With the current footprint of the embedded IoT industries, there is a huge requirement to understand and analyze the existing IoT boards to provide the future IoT board manufacturers with a direction of research and development.

This datasheet contains the comparative architectural survey of 60 computing boards from the rapid prototyping industries. This dataset was collected directly from the manufacturers’ datasheet. The motivation to build this dataset is to analyze the current advancements in the IoT industries to reflect the future architectural designs of various boards.

Our surveyed IoT boards are primarily from the following manufacturers: Arduino, Raspberry Pi, Intel, UDOO, Pycom, Adafruit, Sony, BeagleBoard.org, SeeedStudio, SanCloud, Particle, MediaTek, Onion, AirThing, and Tessel, to name a few.

Instructions: 

Each column provides architectural detail about a particular IoT board and its related specifications in the datasheet. In addition, a detailed description of each of the columns is provided in the following.

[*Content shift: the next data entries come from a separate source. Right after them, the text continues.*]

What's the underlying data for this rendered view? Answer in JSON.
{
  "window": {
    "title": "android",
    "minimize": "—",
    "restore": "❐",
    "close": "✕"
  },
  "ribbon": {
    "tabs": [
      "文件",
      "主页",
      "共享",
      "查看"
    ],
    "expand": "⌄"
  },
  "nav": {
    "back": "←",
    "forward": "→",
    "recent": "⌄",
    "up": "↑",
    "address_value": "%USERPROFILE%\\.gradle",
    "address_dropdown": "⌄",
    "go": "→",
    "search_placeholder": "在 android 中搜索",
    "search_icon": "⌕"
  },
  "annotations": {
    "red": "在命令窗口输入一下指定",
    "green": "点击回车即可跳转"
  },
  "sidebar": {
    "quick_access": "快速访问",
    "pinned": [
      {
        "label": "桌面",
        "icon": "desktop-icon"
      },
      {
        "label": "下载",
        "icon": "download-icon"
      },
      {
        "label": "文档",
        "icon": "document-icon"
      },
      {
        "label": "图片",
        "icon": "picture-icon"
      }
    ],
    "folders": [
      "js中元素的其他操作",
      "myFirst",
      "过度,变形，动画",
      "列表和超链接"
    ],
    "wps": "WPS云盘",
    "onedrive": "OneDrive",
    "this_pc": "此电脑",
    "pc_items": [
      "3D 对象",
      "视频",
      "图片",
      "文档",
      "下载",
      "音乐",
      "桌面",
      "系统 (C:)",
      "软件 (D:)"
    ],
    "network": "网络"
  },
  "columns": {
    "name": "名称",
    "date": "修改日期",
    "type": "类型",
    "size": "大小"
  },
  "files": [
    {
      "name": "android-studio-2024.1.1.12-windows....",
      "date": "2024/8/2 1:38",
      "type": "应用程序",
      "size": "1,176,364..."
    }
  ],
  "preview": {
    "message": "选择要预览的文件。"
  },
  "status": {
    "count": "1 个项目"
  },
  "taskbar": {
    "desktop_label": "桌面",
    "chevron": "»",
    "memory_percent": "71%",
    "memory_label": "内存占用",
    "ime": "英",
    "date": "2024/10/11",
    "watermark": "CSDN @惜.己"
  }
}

1. The first column has the name of the prototyping IoT board used.
2. The next column provides the name of the board design/manufacturer.
3. Processor or the controller used on the board is shown in the third column.
4. The fourth column depicts the maximum clock speed available for the primary computational facility on the board.
5. Next column presents the number of analog pins available for the rapid prototyping board. The numbering includes pins with analog sensing capability (ADC-enabled).
6. We mention the number of digital pins on the IoT board in column 6. The number includes the pins that can provide a DAC capacity, GPIO functionality, serial and parallel interface provisions, and power pins.
7. Then, we show the memory division (in KB or MB) when DRAM, SRAM, EEPROM, Flash, DDR2, and DDR3 are considered (refer to columns 7 – 12).
8. In column 13, we mention the SD card for a particular board.
9. Next, we note the information about the operating voltage of the board.
10. Year of a particular IoT board launch is mentioned in the next column.
11. Number of cores provides us with the number of processors/controllers available onboard and gives us an insight into the parallel processing capacity of the board.
12. The last column of the datasheet provides the planar spatial dimension of a particular IoT board.